## [WHAT TO WORK ON]
Only the number is needed: how many lines of the entries below contain the word "JSON".

## [DATA PROVIDED]

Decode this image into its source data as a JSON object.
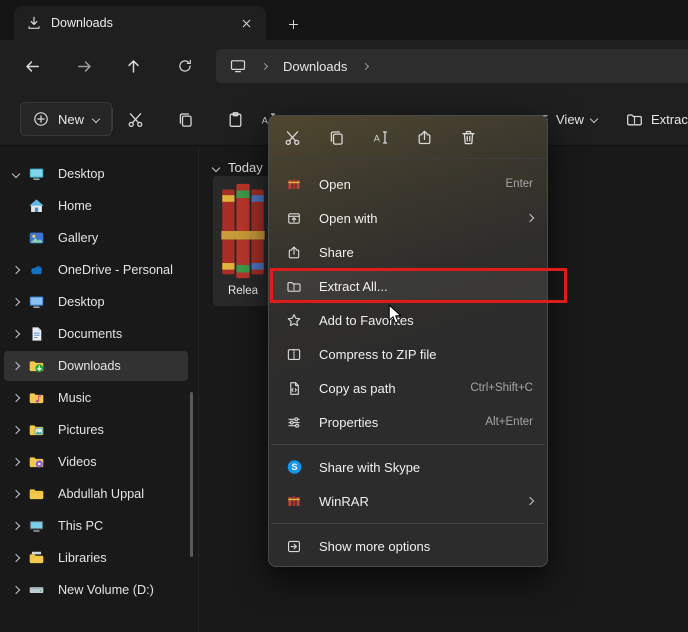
{
  "tab": {
    "title": "Downloads"
  },
  "nav": {
    "location": "Downloads"
  },
  "toolbar": {
    "new_label": "New",
    "view_label": "View",
    "extract_all_label": "Extract all"
  },
  "sidebar": {
    "items": [
      {
        "label": "Desktop"
      },
      {
        "label": "Home"
      },
      {
        "label": "Gallery"
      },
      {
        "label": "OneDrive - Personal"
      },
      {
        "label": "Desktop"
      },
      {
        "label": "Documents"
      },
      {
        "label": "Downloads"
      },
      {
        "label": "Music"
      },
      {
        "label": "Pictures"
      },
      {
        "label": "Videos"
      },
      {
        "label": "Abdullah Uppal"
      },
      {
        "label": "This PC"
      },
      {
        "label": "Libraries"
      },
      {
        "label": "New Volume (D:)"
      }
    ]
  },
  "content": {
    "group_label": "Today",
    "file_label": "Relea"
  },
  "menu": {
    "items": [
      {
        "label": "Open",
        "shortcut": "Enter"
      },
      {
        "label": "Open with",
        "submenu": true
      },
      {
        "label": "Share"
      },
      {
        "label": "Extract All...",
        "highlighted": true
      },
      {
        "label": "Add to Favorites"
      },
      {
        "label": "Compress to ZIP file"
      },
      {
        "label": "Copy as path",
        "shortcut": "Ctrl+Shift+C"
      },
      {
        "label": "Properties",
        "shortcut": "Alt+Enter"
      },
      {
        "label": "Share with Skype"
      },
      {
        "label": "WinRAR",
        "submenu": true
      },
      {
        "label": "Show more options"
      }
    ]
  },
  "colors": {
    "annotation_red": "#e01b1b",
    "menu_bg": "#2c2c2c",
    "selection_bg": "#323232"
  }
}
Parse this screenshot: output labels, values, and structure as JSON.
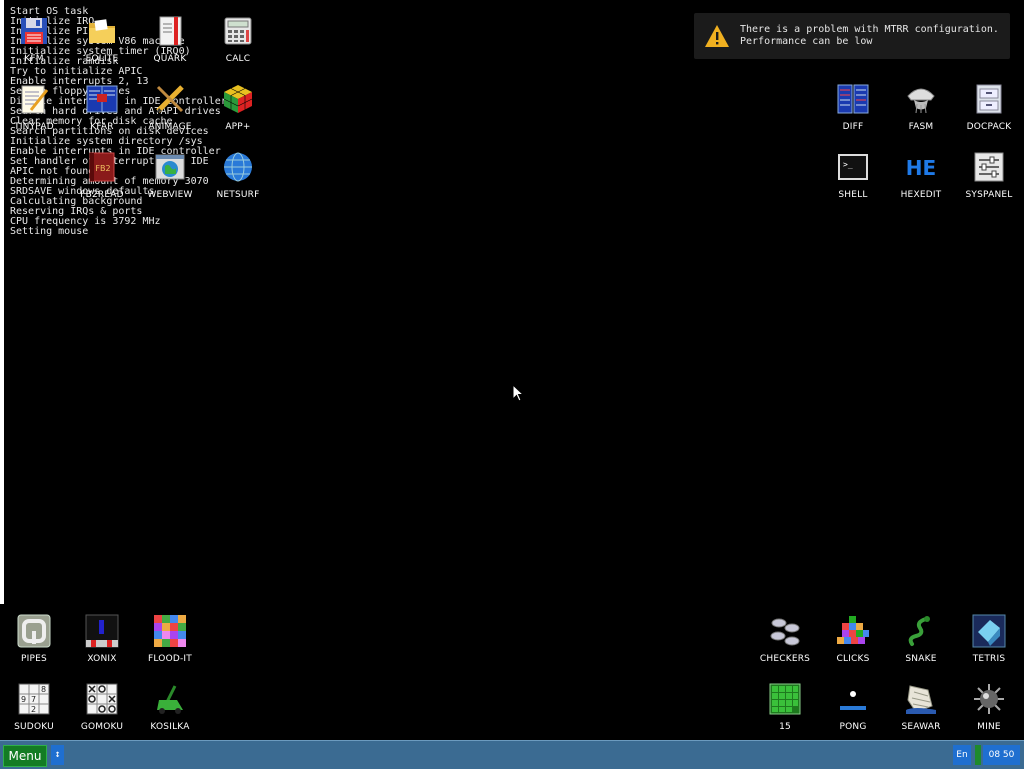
{
  "boot_log": [
    "Start OS task",
    "Initialize IRQ",
    "Initialize PIC",
    "Initialize system V86 machine",
    "Initialize system timer (IRQ0)",
    "Initialize ramdisk",
    "Try to initialize APIC",
    "Enable interrupts 2, 13",
    "Search floppy drives",
    "Disable interrupts in IDE controller",
    "Search hard drives and ATAPI drives",
    "Clear memory for disk cache",
    "Search partitions on disk devices",
    "Initialize system directory /sys",
    "Enable interrupts in IDE controller",
    "Set handler of interrupts for IDE",
    "APIC not found",
    "Determining amount of memory 3070",
    "SRDSAVE windows defaults",
    "Calculating background",
    "Reserving IRQs & ports",
    "CPU frequency is 3792 MHz",
    "Setting mouse"
  ],
  "desktop": {
    "top_left": [
      {
        "label": "KFM",
        "icon": "floppy-icon"
      },
      {
        "label": "EOLITE",
        "icon": "folder-icon"
      },
      {
        "label": "QUARK",
        "icon": "notebook-icon"
      },
      {
        "label": "CALC",
        "icon": "calculator-icon"
      },
      {
        "label": "TINYPAD",
        "icon": "notepad-icon"
      },
      {
        "label": "KFAR",
        "icon": "panels-icon"
      },
      {
        "label": "ANIMAGE",
        "icon": "pencil-icon"
      },
      {
        "label": "APP+",
        "icon": "cube-icon"
      },
      {
        "label": "FB2READ",
        "icon": "book-icon"
      },
      {
        "label": "WEBVIEW",
        "icon": "web-page-icon"
      },
      {
        "label": "NETSURF",
        "icon": "globe-icon"
      }
    ],
    "top_right": [
      {
        "label": "DIFF",
        "icon": "diff-icon"
      },
      {
        "label": "FASM",
        "icon": "fasm-icon"
      },
      {
        "label": "DOCPACK",
        "icon": "drawer-icon"
      },
      {
        "label": "SHELL",
        "icon": "terminal-icon"
      },
      {
        "label": "HEXEDIT",
        "icon": "hex-icon"
      },
      {
        "label": "SYSPANEL",
        "icon": "sliders-icon"
      }
    ],
    "bottom_left": [
      {
        "label": "PIPES",
        "icon": "pipes-icon"
      },
      {
        "label": "XONIX",
        "icon": "xonix-icon"
      },
      {
        "label": "FLOOD-IT",
        "icon": "color-grid-icon"
      },
      {
        "label": "SUDOKU",
        "icon": "sudoku-icon"
      },
      {
        "label": "GOMOKU",
        "icon": "gomoku-icon"
      },
      {
        "label": "KOSILKA",
        "icon": "lawnmower-icon"
      }
    ],
    "bottom_right": [
      {
        "label": "CHECKERS",
        "icon": "checkers-icon"
      },
      {
        "label": "CLICKS",
        "icon": "blocks-icon"
      },
      {
        "label": "SNAKE",
        "icon": "snake-icon"
      },
      {
        "label": "TETRIS",
        "icon": "tetris-icon"
      },
      {
        "label": "15",
        "icon": "fifteen-icon"
      },
      {
        "label": "PONG",
        "icon": "pong-icon"
      },
      {
        "label": "SEAWAR",
        "icon": "ship-icon"
      },
      {
        "label": "MINE",
        "icon": "mine-icon"
      }
    ]
  },
  "notification": {
    "line1": "There is a problem with MTRR configuration.",
    "line2": "Performance can be low",
    "icon": "warning-icon"
  },
  "taskbar": {
    "menu_label": "Menu",
    "switch_glyph": "↕",
    "lang": "En",
    "clock": "08 50"
  },
  "colors": {
    "taskbar": "#3b6b92",
    "menu_button": "#137c24",
    "tray_blue": "#1f6fd0",
    "warning": "#f0b020"
  }
}
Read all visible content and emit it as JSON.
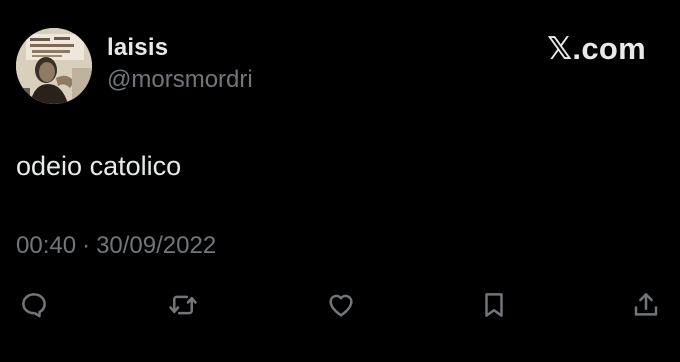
{
  "user": {
    "display_name": "laisis",
    "handle": "@morsmordri",
    "avatar_icon": "profile-photo"
  },
  "brand": {
    "label": "𝕏.com",
    "icon": "x-logo"
  },
  "tweet": {
    "text": "odeio catolico",
    "time": "00:40",
    "separator": "·",
    "date": "30/09/2022"
  },
  "actions": [
    {
      "name": "reply",
      "icon": "reply-icon"
    },
    {
      "name": "retweet",
      "icon": "retweet-icon"
    },
    {
      "name": "like",
      "icon": "heart-icon"
    },
    {
      "name": "bookmark",
      "icon": "bookmark-icon"
    },
    {
      "name": "share",
      "icon": "share-icon"
    }
  ],
  "colors": {
    "background": "#000000",
    "primary_text": "#e7e9ea",
    "secondary_text": "#71767b",
    "icon": "#71767b"
  }
}
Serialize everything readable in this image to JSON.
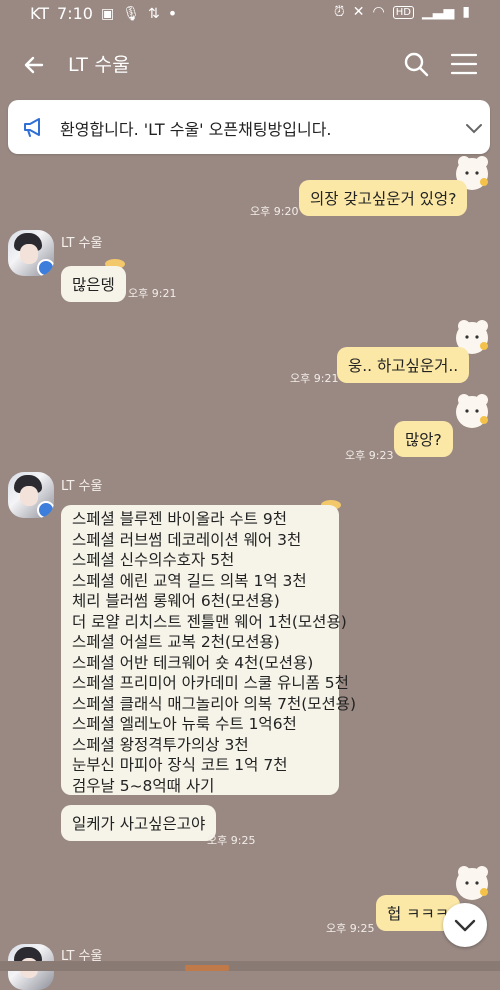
{
  "status_bar": {
    "carrier": "KT",
    "time": "7:10",
    "dot": "•",
    "right_icons": [
      "alarm-icon",
      "mute-icon",
      "wifi-icon",
      "hd-icon",
      "signal-icon",
      "battery-icon"
    ],
    "hd_label": "HD"
  },
  "header": {
    "title": "LT 수울"
  },
  "notice": {
    "text": "환영합니다. 'LT 수울' 오픈채팅방입니다."
  },
  "messages": [
    {
      "side": "out",
      "text": "의장 갖고싶운거 있엉?",
      "time": "오후 9:20"
    },
    {
      "side": "in",
      "sender": "LT 수울",
      "text": "많은뎅",
      "time": "오후 9:21"
    },
    {
      "side": "out",
      "text": "웅.. 하고싶운거..",
      "time": "오후 9:21"
    },
    {
      "side": "out",
      "text": "많앙?",
      "time": "오후 9:23"
    },
    {
      "side": "in",
      "sender": "LT 수울",
      "lines": [
        "스페셜 블루젠 바이올라 수트 9천",
        "스페셜 러브썸 데코레이션 웨어 3천",
        "스페셜 신수의수호자 5천",
        "스페셜 에린 교역 길드 의복 1억 3천",
        "체리 블러썸 롱웨어 6천(모션용)",
        "더 로얄 리치스트 젠틀맨 웨어 1천(모션용)",
        "스페셜 어설트 교복 2천(모션용)",
        "스페셜 어반 테크웨어 숏 4천(모션용)",
        "스페셜 프리미어 아카데미 스쿨 유니폼 5천",
        "스페셜 클래식 매그놀리아 의복 7천(모션용)",
        "스페셜 엘레노아 뉴룩 수트 1억6천",
        "스페셜 왕정격투가의상 3천",
        "눈부신 마피아 장식 코트 1억 7천",
        "검우날 5~8억때 사기"
      ]
    },
    {
      "side": "in",
      "text": "일케가 사고싶은고야",
      "time": "오후 9:25"
    },
    {
      "side": "out",
      "text": "헙 ㅋㅋㅋ",
      "time": "오후 9:25"
    },
    {
      "side": "in",
      "sender": "LT 수울"
    }
  ],
  "colors": {
    "background": "#9a8983",
    "outgoing_bubble": "#fbe8a6",
    "incoming_bubble": "#f6f4e9",
    "badge": "#3d7ddb"
  }
}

## [RESULT FOR THIS TASK]
4